DHAKA - Tens of thousands of mourners turned out Tuesday for the funeral of Bangladesh opposition leader Khaleda Zia's son in a massive show of support for the embattled former premier.
Arafat Rahman Koko, 44, died of a heart attack on Saturday in Malaysia, a devastating blow to the opposition leader after she launched fresh protests this month to try to topple bitter rival Prime Minister Sheikh Hasina.
Police inspector Alamgir, who uses one name, estimated the number of mourners at 50,000 to 60,000, while another police officer put the total at around 100,000.
Traffic ground to a halt in central Dhaka as crowds spilled onto roads around a mosque for the funeral after Koko's body arrived home on Tuesday morning."I joined the funeral because I felt sorry for him. His mother is confined in her office and his eldest brother is in exile in London," said Mohammad Nuruzzaman, a supporter of Zia's Bangladesh Nationalist Party (BNP).
Koko, who was not active in politics, has been living in exile in Thailand and Malaysia since 2008 after the then army-backed government launched corruption cases against him.
He was sentenced to six years in jail and fined US$2.5 million (S$3.13 million) in June 2011 for laundering money through accounts in Singapore between 2004 and 2006, when Zia was in power.
Despite Koko's death, opposition officials said the BNP leader was determined to maintain a nationwide transport blockade she called to force Hasina from office.
Attempts to enforce the blockade have sparked clashes that have left least 36 people dead.

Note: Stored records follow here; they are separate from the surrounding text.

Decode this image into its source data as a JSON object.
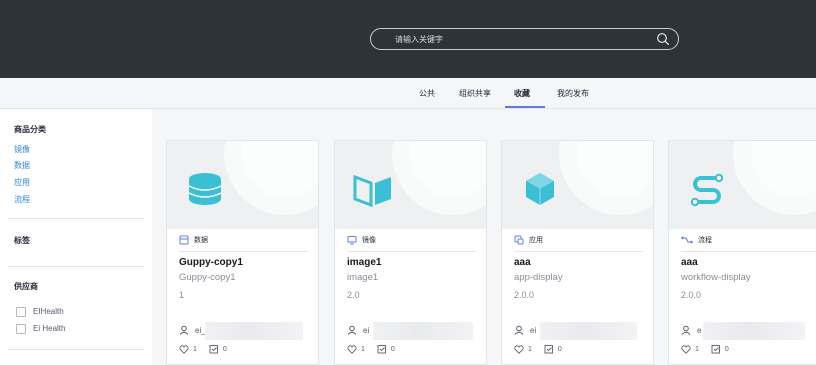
{
  "search": {
    "placeholder": "请输入关键字"
  },
  "tabs": [
    {
      "label": "公共"
    },
    {
      "label": "组织共享"
    },
    {
      "label": "收藏"
    },
    {
      "label": "我的发布"
    }
  ],
  "active_tab": "收藏",
  "sidebar": {
    "category_title": "商品分类",
    "categories": [
      "镜像",
      "数据",
      "应用",
      "流程"
    ],
    "tag_title": "标签",
    "supplier_title": "供应商",
    "suppliers": [
      "EIHealth",
      "Ei Health"
    ]
  },
  "cards": [
    {
      "type_label": "数据",
      "title": "Guppy-copy1",
      "subtitle": "Guppy-copy1",
      "version": "1",
      "owner": "ei_",
      "likes": "1",
      "favorites": "0",
      "icon": "database-icon"
    },
    {
      "type_label": "镜像",
      "title": "image1",
      "subtitle": "image1",
      "version": "2.0",
      "owner": "ei",
      "likes": "1",
      "favorites": "0",
      "icon": "image-icon"
    },
    {
      "type_label": "应用",
      "title": "aaa",
      "subtitle": "app-display",
      "version": "2.0.0",
      "owner": "ei",
      "likes": "1",
      "favorites": "0",
      "icon": "cube-icon"
    },
    {
      "type_label": "流程",
      "title": "aaa",
      "subtitle": "workflow-display",
      "version": "2.0.0",
      "owner": "e",
      "likes": "1",
      "favorites": "0",
      "icon": "workflow-icon"
    }
  ],
  "colors": {
    "header_bg": "#2e3339",
    "accent": "#5e7ce0",
    "link": "#2e89d8",
    "icon_teal": "#3bbfd5"
  }
}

The latest crisis began when police confined Zia to her office after she threatened to lead a mass rally against Hasina.
Zia wants Hasina to call fresh polls after last year's controversial general election, which opposition parties boycotted on the grounds it would be rigged.
Hasina on Saturday called on Zia to offer her condolences, but, in an apparent snub, the premier was left standing outside the 69-year-old's office before being turned away.

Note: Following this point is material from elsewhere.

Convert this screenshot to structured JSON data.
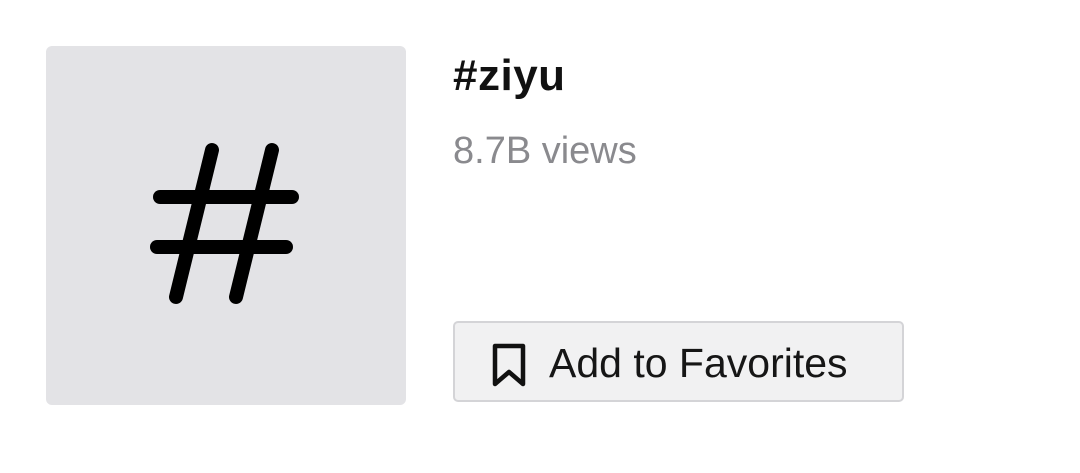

Zia and Hasina are known for their bitter rivalry, which has poisoned Bangladeshi politics for nearly three decades.